» EXERCISE REQUIREMENTS
Scan the entries below and report only how many lines contain "icon".

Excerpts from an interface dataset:
━━━━━━━━━━━━━━━━━━━━━━━━━━━━━━
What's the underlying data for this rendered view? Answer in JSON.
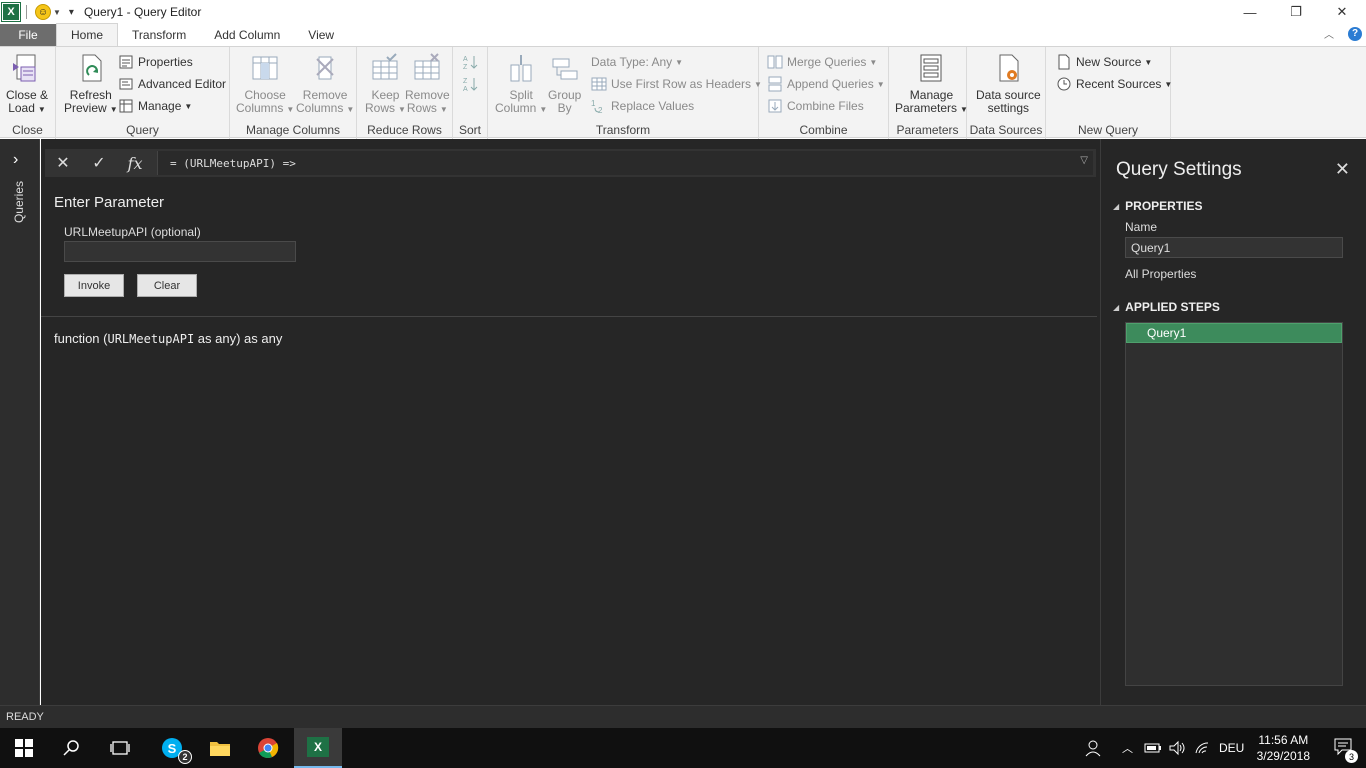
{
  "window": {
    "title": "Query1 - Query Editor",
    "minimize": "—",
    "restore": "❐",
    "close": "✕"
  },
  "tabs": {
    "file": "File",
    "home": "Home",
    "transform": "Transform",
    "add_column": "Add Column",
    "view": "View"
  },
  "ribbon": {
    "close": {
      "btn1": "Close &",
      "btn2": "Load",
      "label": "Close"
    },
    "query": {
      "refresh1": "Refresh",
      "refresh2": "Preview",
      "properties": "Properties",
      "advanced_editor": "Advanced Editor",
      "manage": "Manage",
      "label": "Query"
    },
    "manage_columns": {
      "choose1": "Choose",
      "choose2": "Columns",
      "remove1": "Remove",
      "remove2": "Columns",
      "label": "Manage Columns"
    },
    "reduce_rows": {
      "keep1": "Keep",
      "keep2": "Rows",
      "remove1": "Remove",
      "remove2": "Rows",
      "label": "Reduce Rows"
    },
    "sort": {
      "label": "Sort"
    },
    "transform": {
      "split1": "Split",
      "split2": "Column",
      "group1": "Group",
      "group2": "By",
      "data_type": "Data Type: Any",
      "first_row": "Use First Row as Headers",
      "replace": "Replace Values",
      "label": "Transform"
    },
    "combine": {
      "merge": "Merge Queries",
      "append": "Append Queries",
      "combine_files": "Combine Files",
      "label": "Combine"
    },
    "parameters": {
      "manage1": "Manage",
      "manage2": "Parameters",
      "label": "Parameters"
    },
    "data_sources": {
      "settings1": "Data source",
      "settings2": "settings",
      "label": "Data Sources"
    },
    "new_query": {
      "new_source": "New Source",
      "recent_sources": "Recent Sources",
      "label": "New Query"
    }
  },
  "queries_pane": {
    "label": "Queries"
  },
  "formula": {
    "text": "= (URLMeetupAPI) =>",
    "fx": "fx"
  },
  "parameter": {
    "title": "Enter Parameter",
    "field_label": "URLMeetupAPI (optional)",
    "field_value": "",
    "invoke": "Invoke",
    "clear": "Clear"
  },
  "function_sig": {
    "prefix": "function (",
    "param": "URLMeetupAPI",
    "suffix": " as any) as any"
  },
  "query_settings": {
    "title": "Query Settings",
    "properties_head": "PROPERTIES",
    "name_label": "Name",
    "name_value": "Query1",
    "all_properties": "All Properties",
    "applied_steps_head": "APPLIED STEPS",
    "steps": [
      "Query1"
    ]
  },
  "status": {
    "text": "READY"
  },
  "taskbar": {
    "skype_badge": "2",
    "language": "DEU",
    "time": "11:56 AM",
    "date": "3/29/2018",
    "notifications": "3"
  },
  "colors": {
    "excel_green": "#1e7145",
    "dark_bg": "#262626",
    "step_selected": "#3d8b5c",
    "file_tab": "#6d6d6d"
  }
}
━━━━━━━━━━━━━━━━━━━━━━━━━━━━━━
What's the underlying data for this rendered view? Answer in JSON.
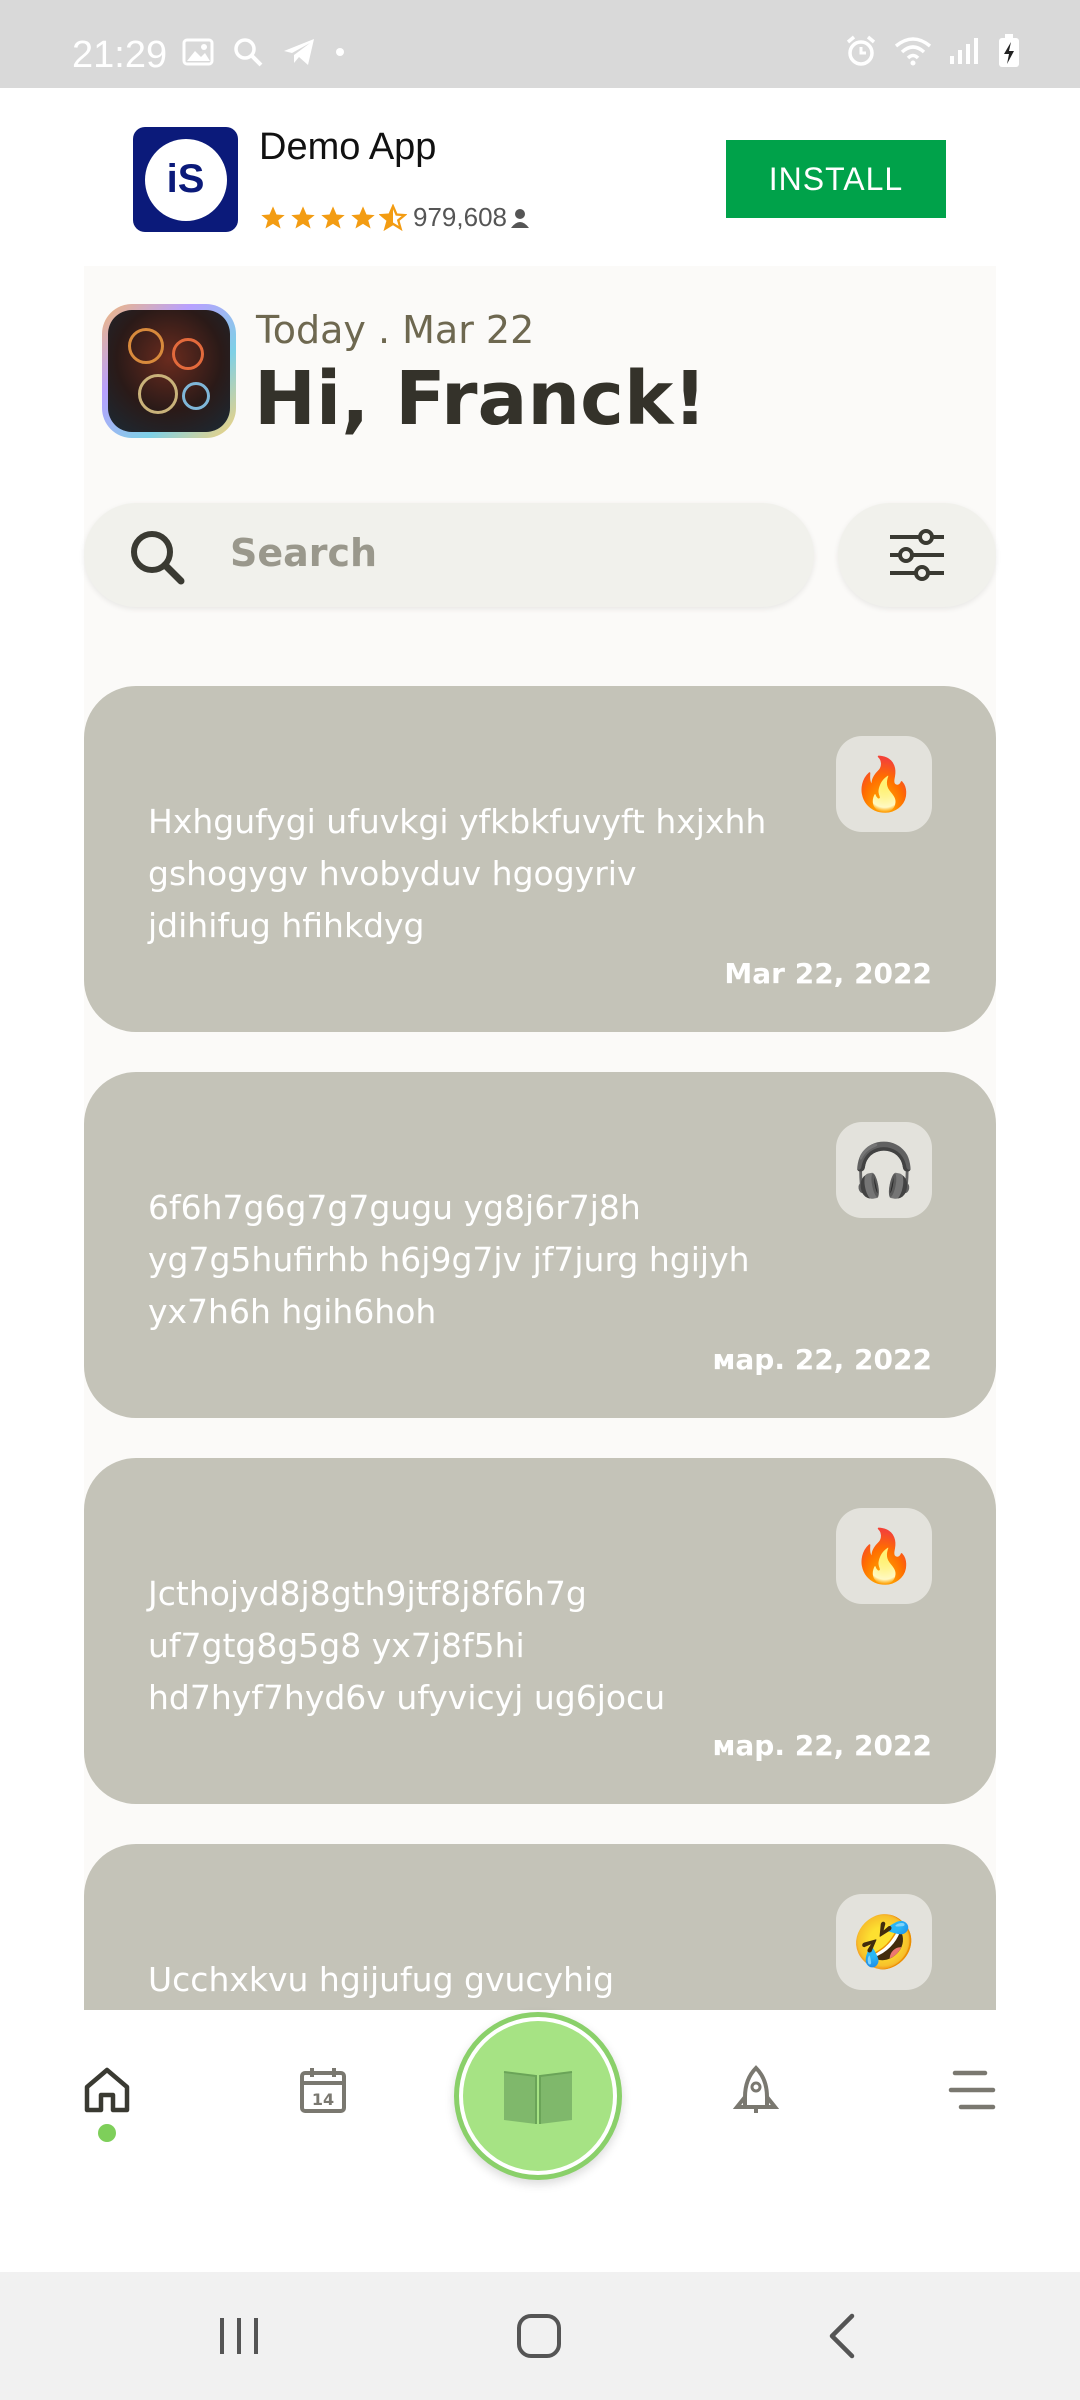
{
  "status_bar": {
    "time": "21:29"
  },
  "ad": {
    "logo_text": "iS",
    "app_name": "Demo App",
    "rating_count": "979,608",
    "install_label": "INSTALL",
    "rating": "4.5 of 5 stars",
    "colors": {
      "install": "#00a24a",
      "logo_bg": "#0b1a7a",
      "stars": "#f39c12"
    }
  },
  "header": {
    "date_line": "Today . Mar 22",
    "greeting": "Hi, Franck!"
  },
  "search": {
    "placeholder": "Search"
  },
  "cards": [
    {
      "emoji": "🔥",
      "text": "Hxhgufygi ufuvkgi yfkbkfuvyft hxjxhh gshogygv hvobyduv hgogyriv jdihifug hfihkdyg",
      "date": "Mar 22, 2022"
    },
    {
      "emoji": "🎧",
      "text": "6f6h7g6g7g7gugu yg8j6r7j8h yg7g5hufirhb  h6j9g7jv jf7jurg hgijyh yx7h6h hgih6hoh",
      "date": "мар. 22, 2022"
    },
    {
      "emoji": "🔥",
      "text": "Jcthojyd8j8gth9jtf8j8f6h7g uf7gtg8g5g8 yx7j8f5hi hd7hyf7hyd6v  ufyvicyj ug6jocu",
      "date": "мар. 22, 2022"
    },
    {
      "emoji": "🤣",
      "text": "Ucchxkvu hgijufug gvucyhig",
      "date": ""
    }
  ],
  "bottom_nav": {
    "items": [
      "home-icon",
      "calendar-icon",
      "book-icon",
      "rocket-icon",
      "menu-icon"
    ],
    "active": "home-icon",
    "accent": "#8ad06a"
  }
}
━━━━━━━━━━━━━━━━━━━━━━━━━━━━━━
» SOLVED PROBLEM
6